- TASK:
Extract every entry word for word. Skip the pictures.

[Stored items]
=== Section Start ===

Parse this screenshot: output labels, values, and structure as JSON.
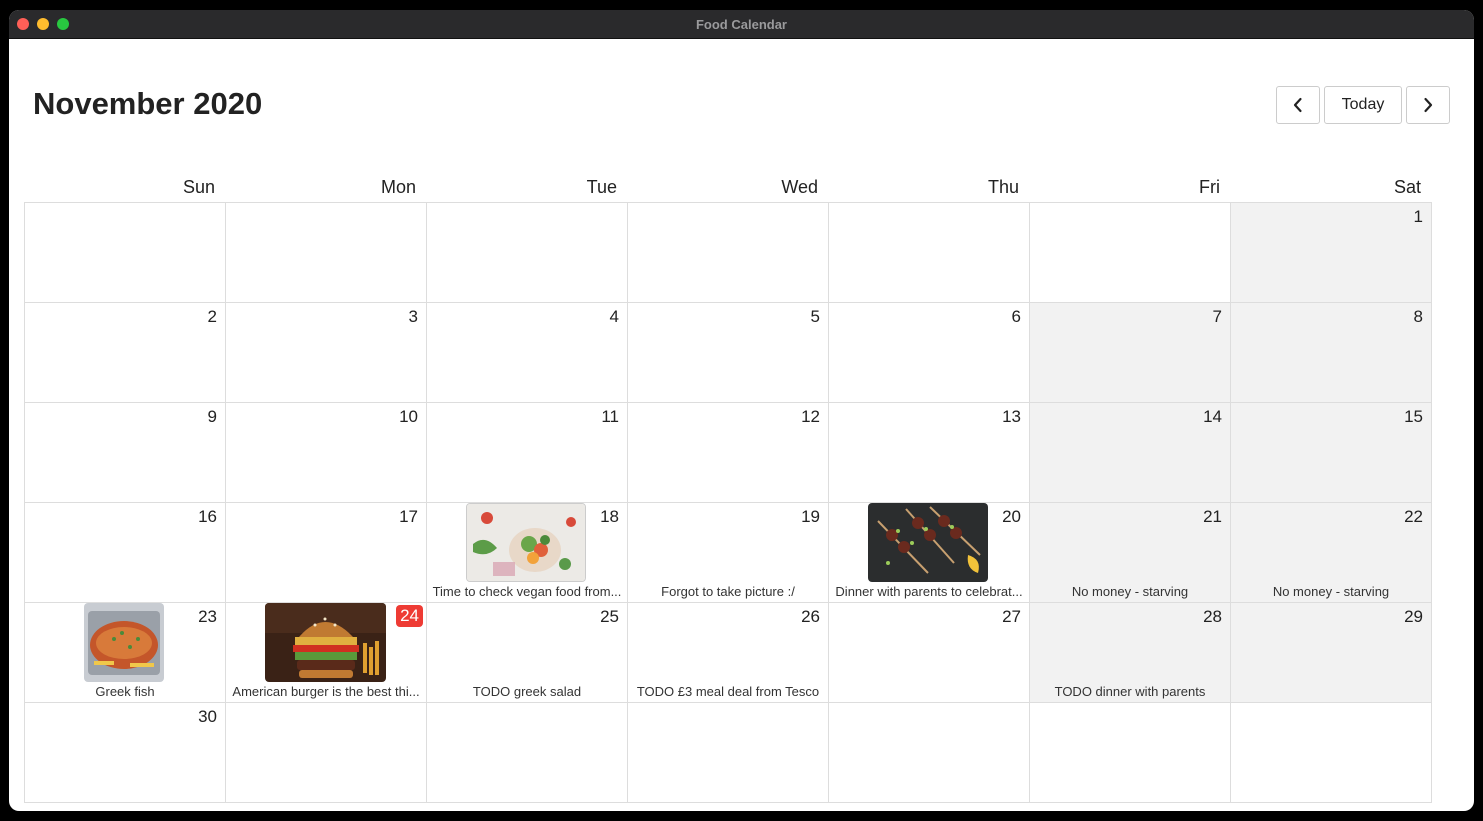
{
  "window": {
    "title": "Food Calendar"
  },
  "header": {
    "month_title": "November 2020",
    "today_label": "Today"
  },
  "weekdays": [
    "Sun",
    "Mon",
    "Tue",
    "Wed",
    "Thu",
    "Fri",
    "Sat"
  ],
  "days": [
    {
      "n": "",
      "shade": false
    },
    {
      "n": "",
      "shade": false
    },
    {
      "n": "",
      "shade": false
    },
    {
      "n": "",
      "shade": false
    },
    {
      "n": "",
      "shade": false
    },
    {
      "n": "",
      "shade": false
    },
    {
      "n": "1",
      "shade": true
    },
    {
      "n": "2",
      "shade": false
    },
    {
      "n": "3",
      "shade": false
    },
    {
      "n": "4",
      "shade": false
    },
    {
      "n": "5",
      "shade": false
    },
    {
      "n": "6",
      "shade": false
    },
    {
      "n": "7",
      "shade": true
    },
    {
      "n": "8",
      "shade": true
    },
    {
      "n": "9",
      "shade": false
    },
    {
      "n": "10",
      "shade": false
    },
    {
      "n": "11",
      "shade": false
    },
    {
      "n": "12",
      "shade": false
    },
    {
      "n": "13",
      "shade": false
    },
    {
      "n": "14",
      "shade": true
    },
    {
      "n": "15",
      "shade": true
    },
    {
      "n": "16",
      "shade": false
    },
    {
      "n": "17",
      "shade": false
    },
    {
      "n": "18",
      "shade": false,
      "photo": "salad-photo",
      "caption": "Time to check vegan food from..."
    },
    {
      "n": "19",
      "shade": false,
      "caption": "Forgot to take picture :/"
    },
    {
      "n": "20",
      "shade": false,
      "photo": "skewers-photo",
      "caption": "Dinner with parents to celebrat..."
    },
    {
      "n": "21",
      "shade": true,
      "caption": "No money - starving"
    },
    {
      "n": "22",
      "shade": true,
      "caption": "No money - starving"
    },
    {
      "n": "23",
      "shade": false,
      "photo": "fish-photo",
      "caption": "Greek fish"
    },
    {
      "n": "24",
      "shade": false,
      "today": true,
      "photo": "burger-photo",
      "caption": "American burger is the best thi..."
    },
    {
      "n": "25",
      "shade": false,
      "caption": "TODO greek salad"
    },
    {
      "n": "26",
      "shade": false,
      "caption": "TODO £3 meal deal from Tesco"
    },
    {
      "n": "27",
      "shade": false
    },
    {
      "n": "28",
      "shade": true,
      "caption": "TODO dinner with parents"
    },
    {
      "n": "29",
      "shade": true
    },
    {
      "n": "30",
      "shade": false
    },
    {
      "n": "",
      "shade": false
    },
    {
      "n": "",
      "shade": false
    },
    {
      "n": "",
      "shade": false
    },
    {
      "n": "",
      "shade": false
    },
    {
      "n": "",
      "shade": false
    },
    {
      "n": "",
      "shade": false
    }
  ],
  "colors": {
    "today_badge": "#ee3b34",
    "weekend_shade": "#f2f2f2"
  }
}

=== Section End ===

- TASK RESPONSE:
Parse this screenshot: output labels, values, and structure as JSON.
{
  "window": {
    "title": "Food Calendar"
  },
  "header": {
    "month_title": "November 2020",
    "today_label": "Today"
  },
  "weekdays": [
    "Sun",
    "Mon",
    "Tue",
    "Wed",
    "Thu",
    "Fri",
    "Sat"
  ],
  "days": [
    {
      "n": "",
      "shade": false
    },
    {
      "n": "",
      "shade": false
    },
    {
      "n": "",
      "shade": false
    },
    {
      "n": "",
      "shade": false
    },
    {
      "n": "",
      "shade": false
    },
    {
      "n": "",
      "shade": false
    },
    {
      "n": "1",
      "shade": true
    },
    {
      "n": "2",
      "shade": false
    },
    {
      "n": "3",
      "shade": false
    },
    {
      "n": "4",
      "shade": false
    },
    {
      "n": "5",
      "shade": false
    },
    {
      "n": "6",
      "shade": false
    },
    {
      "n": "7",
      "shade": true
    },
    {
      "n": "8",
      "shade": true
    },
    {
      "n": "9",
      "shade": false
    },
    {
      "n": "10",
      "shade": false
    },
    {
      "n": "11",
      "shade": false
    },
    {
      "n": "12",
      "shade": false
    },
    {
      "n": "13",
      "shade": false
    },
    {
      "n": "14",
      "shade": true
    },
    {
      "n": "15",
      "shade": true
    },
    {
      "n": "16",
      "shade": false
    },
    {
      "n": "17",
      "shade": false
    },
    {
      "n": "18",
      "shade": false,
      "photo": "salad-photo",
      "caption": "Time to check vegan food from..."
    },
    {
      "n": "19",
      "shade": false,
      "caption": "Forgot to take picture :/"
    },
    {
      "n": "20",
      "shade": false,
      "photo": "skewers-photo",
      "caption": "Dinner with parents to celebrat..."
    },
    {
      "n": "21",
      "shade": true,
      "caption": "No money - starving"
    },
    {
      "n": "22",
      "shade": true,
      "caption": "No money - starving"
    },
    {
      "n": "23",
      "shade": false,
      "photo": "fish-photo",
      "caption": "Greek fish"
    },
    {
      "n": "24",
      "shade": false,
      "today": true,
      "photo": "burger-photo",
      "caption": "American burger is the best thi..."
    },
    {
      "n": "25",
      "shade": false,
      "caption": "TODO greek salad"
    },
    {
      "n": "26",
      "shade": false,
      "caption": "TODO £3 meal deal from Tesco"
    },
    {
      "n": "27",
      "shade": false
    },
    {
      "n": "28",
      "shade": true,
      "caption": "TODO dinner with parents"
    },
    {
      "n": "29",
      "shade": true
    },
    {
      "n": "30",
      "shade": false
    },
    {
      "n": "",
      "shade": false
    },
    {
      "n": "",
      "shade": false
    },
    {
      "n": "",
      "shade": false
    },
    {
      "n": "",
      "shade": false
    },
    {
      "n": "",
      "shade": false
    },
    {
      "n": "",
      "shade": false
    }
  ],
  "colors": {
    "today_badge": "#ee3b34",
    "weekend_shade": "#f2f2f2"
  }
}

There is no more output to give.